The part which is sacrificed
Floats like an orange on the water.
Which part of me pines away?
Which flayed swimmer?
The swimmers’ hunger is unified.
If you win, where will you begin?

The repetition of the question mark creates an inflectional epistrophe. The anaphora and repetition of “part” (in this section but also further up in the poem) create a sound pattern. Then the iambic last line, with its mid-line and end rhymes, disrupts that pattern, thereby signaling the end of the poem. This chapbook is full of similarly tight, skillful songs that are by turns funny, mysterious, and flush with familial love.

What Is Gezellige Poëzie?

I’m writing a column—called “Gezellige Poëzie”—over at the University of Arizona Poetry Center’s blog.
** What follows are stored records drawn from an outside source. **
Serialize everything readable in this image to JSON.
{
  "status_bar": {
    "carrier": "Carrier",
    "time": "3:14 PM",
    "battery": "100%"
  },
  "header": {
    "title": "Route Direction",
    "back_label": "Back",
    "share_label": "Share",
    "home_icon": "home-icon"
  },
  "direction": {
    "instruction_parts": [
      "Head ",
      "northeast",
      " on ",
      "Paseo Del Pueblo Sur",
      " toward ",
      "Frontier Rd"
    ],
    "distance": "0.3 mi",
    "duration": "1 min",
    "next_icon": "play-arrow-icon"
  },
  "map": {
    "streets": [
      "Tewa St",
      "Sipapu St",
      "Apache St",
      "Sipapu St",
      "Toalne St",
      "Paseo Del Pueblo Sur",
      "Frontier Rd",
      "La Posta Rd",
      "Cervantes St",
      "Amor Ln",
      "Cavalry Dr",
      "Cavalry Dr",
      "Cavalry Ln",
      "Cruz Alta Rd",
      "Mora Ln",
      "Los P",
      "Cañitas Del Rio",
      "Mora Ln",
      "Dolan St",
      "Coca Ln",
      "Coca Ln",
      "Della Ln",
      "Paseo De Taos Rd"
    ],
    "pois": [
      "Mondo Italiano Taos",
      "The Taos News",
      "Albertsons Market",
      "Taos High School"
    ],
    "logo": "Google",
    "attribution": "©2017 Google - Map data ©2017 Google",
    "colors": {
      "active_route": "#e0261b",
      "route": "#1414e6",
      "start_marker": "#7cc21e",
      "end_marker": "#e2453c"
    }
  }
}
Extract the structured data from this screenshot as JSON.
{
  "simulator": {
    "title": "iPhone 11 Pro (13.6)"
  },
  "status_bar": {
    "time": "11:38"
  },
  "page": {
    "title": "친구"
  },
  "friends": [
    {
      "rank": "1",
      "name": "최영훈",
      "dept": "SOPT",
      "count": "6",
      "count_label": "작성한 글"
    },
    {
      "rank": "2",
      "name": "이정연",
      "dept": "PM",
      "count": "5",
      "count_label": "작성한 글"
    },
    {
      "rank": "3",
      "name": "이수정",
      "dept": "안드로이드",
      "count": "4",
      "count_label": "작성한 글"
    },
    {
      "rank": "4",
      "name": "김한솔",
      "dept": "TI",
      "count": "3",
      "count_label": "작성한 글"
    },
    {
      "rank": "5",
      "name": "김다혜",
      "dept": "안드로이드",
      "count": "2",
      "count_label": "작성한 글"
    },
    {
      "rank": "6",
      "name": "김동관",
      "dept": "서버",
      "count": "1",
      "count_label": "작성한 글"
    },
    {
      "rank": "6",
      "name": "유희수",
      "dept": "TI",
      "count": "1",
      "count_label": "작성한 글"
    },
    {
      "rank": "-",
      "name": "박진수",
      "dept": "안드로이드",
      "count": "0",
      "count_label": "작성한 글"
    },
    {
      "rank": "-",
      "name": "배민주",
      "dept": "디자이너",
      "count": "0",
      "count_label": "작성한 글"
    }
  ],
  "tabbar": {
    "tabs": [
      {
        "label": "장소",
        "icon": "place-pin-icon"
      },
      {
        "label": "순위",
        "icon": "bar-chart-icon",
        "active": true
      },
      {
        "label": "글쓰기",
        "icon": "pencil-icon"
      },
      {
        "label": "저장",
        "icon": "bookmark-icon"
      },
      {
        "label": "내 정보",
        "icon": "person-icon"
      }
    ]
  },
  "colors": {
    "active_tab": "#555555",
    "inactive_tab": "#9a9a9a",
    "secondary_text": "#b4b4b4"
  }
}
The column will cover poetry communities in Europe and the introductory post talks about the Dutch word “gezellig,” the concept of the untranslatable, and that time I hugged everyone in Laura Kasischke’s poetry workshop. Check out the first article here:

Lillian-Yvonne Bertram Interview at The Rumpus

Read the interview here.

In 2016, Lillian-Yvonne Bertram’s writing won the Narrative Poetry Contest. Bertram’s work is formally and thematically expansive and this sampling, called “Facts About Deer and Other Poems,” showcases her incredible range. In the poem “They were armed with long guns”—a poem written in ten parts—the sections move between lists, plain declarations like, “You know // where this / is going. This is // America,” and Bertram’s characteristically stunning descriptions, like when she says about the slant of light in a classroom, “It is fall // and the light from these windows behaves as / you’d expect: it rushes in. It strangles.”

Bertram teaches at The University of Massachusetts in Boston. Her first book, But a Storm is Blowing From Paradise (Red Hen Press, 2012), was selected by Claudia Rankine for the 2010 Benjamin Saltman Award. Personal Science, her third book of poems, was just released from Tupelo Press. She is the recipient of numerous awards and fellowships. We caught up over email to talk about her new book, mentoring creative writing students, and the impact the NEA has had on her writing.